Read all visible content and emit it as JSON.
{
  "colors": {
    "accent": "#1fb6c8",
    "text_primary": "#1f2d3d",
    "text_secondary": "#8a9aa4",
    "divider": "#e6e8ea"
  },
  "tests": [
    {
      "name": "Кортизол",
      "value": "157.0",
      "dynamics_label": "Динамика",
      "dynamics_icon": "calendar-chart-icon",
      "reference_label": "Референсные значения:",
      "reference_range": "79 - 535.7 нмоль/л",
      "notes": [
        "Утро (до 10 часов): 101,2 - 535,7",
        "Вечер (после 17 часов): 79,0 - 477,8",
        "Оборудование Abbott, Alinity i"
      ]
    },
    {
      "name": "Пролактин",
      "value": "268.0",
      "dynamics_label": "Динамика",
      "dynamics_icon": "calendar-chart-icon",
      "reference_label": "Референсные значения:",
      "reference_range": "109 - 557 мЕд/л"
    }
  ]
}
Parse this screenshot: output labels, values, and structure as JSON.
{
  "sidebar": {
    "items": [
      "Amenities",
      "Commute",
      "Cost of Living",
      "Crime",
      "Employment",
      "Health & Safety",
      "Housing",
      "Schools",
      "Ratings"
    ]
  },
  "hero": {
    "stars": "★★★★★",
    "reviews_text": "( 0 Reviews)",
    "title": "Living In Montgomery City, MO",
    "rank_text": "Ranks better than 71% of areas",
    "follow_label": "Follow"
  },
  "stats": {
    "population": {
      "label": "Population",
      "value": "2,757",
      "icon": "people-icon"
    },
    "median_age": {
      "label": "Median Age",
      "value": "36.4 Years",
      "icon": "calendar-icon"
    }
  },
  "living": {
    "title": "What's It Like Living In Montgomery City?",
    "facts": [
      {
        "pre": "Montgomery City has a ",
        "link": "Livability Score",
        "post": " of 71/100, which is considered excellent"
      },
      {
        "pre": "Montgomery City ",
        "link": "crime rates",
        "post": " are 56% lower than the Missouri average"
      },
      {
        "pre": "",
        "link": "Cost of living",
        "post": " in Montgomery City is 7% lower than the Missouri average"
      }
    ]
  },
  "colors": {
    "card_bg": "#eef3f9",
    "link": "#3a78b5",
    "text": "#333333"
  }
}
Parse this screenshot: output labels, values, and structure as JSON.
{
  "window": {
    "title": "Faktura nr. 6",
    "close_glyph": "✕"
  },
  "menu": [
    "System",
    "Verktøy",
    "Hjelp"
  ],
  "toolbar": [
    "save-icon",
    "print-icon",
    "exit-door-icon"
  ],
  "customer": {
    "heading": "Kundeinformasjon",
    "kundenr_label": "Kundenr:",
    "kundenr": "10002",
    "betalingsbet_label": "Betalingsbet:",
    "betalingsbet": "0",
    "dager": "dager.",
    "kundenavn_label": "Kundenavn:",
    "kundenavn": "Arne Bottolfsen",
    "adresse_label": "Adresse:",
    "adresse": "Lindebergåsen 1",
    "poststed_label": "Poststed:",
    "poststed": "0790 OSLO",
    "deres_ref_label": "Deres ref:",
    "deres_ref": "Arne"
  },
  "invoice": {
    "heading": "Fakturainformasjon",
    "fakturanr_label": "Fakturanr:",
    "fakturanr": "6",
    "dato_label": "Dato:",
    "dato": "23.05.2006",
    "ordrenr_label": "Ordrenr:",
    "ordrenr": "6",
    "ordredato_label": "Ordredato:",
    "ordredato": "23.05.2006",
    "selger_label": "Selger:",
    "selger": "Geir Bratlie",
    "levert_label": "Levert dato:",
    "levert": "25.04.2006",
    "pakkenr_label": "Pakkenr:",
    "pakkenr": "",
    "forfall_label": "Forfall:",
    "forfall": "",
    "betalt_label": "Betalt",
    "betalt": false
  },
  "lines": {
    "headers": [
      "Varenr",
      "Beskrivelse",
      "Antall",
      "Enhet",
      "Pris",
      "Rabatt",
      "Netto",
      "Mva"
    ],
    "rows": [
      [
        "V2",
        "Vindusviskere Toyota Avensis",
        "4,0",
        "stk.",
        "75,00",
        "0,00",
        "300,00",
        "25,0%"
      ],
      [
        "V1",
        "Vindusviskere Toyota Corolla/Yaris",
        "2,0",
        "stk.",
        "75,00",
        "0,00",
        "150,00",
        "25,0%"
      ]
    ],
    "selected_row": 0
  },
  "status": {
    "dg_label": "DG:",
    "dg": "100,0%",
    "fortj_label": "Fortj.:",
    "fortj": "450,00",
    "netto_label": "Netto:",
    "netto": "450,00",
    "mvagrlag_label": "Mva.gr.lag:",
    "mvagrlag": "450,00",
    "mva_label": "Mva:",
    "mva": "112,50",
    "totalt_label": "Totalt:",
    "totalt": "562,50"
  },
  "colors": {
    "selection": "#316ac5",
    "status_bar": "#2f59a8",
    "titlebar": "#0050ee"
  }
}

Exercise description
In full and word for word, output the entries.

Task solution
Read all visible content and emit it as JSON.
{
  "colors": {
    "accent": "#1fb6c8",
    "text_primary": "#1f2d3d",
    "text_secondary": "#8a9aa4",
    "divider": "#e6e8ea"
  },
  "tests": [
    {
      "name": "Кортизол",
      "value": "157.0",
      "dynamics_label": "Динамика",
      "dynamics_icon": "calendar-chart-icon",
      "reference_label": "Референсные значения:",
      "reference_range": "79 - 535.7 нмоль/л",
      "notes": [
        "Утро (до 10 часов): 101,2 - 535,7",
        "Вечер (после 17 часов): 79,0 - 477,8",
        "Оборудование Abbott, Alinity i"
      ]
    },
    {
      "name": "Пролактин",
      "value": "268.0",
      "dynamics_label": "Динамика",
      "dynamics_icon": "calendar-chart-icon",
      "reference_label": "Референсные значения:",
      "reference_range": "109 - 557 мЕд/л"
    }
  ]
}
Parse this screenshot: output labels, values, and structure as JSON.
{
  "sidebar": {
    "items": [
      "Amenities",
      "Commute",
      "Cost of Living",
      "Crime",
      "Employment",
      "Health & Safety",
      "Housing",
      "Schools",
      "Ratings"
    ]
  },
  "hero": {
    "stars": "★★★★★",
    "reviews_text": "( 0 Reviews)",
    "title": "Living In Montgomery City, MO",
    "rank_text": "Ranks better than 71% of areas",
    "follow_label": "Follow"
  },
  "stats": {
    "population": {
      "label": "Population",
      "value": "2,757",
      "icon": "people-icon"
    },
    "median_age": {
      "label": "Median Age",
      "value": "36.4 Years",
      "icon": "calendar-icon"
    }
  },
  "living": {
    "title": "What's It Like Living In Montgomery City?",
    "facts": [
      {
        "pre": "Montgomery City has a ",
        "link": "Livability Score",
        "post": " of 71/100, which is considered excellent"
      },
      {
        "pre": "Montgomery City ",
        "link": "crime rates",
        "post": " are 56% lower than the Missouri average"
      },
      {
        "pre": "",
        "link": "Cost of living",
        "post": " in Montgomery City is 7% lower than the Missouri average"
      }
    ]
  },
  "colors": {
    "card_bg": "#eef3f9",
    "link": "#3a78b5",
    "text": "#333333"
  }
}
Parse this screenshot: output labels, values, and structure as JSON.
{
  "window": {
    "title": "Faktura nr. 6",
    "close_glyph": "✕"
  },
  "menu": [
    "System",
    "Verktøy",
    "Hjelp"
  ],
  "toolbar": [
    "save-icon",
    "print-icon",
    "exit-door-icon"
  ],
  "customer": {
    "heading": "Kundeinformasjon",
    "kundenr_label": "Kundenr:",
    "kundenr": "10002",
    "betalingsbet_label": "Betalingsbet:",
    "betalingsbet": "0",
    "dager": "dager.",
    "kundenavn_label": "Kundenavn:",
    "kundenavn": "Arne Bottolfsen",
    "adresse_label": "Adresse:",
    "adresse": "Lindebergåsen 1",
    "poststed_label": "Poststed:",
    "poststed": "0790 OSLO",
    "deres_ref_label": "Deres ref:",
    "deres_ref": "Arne"
  },
  "invoice": {
    "heading": "Fakturainformasjon",
    "fakturanr_label": "Fakturanr:",
    "fakturanr": "6",
    "dato_label": "Dato:",
    "dato": "23.05.2006",
    "ordrenr_label": "Ordrenr:",
    "ordrenr": "6",
    "ordredato_label": "Ordredato:",
    "ordredato": "23.05.2006",
    "selger_label": "Selger:",
    "selger": "Geir Bratlie",
    "levert_label": "Levert dato:",
    "levert": "25.04.2006",
    "pakkenr_label": "Pakkenr:",
    "pakkenr": "",
    "forfall_label": "Forfall:",
    "forfall": "",
    "betalt_label": "Betalt",
    "betalt": false
  },
  "lines": {
    "headers": [
      "Varenr",
      "Beskrivelse",
      "Antall",
      "Enhet",
      "Pris",
      "Rabatt",
      "Netto",
      "Mva"
    ],
    "rows": [
      [
        "V2",
        "Vindusviskere Toyota Avensis",
        "4,0",
        "stk.",
        "75,00",
        "0,00",
        "300,00",
        "25,0%"
      ],
      [
        "V1",
        "Vindusviskere Toyota Corolla/Yaris",
        "2,0",
        "stk.",
        "75,00",
        "0,00",
        "150,00",
        "25,0%"
      ]
    ],
    "selected_row": 0
  },
  "status": {
    "dg_label": "DG:",
    "dg": "100,0%",
    "fortj_label": "Fortj.:",
    "fortj": "450,00",
    "netto_label": "Netto:",
    "netto": "450,00",
    "mvagrlag_label": "Mva.gr.lag:",
    "mvagrlag": "450,00",
    "mva_label": "Mva:",
    "mva": "112,50",
    "totalt_label": "Totalt:",
    "totalt": "562,50"
  },
  "colors": {
    "selection": "#316ac5",
    "status_bar": "#2f59a8",
    "titlebar": "#0050ee"
  }
}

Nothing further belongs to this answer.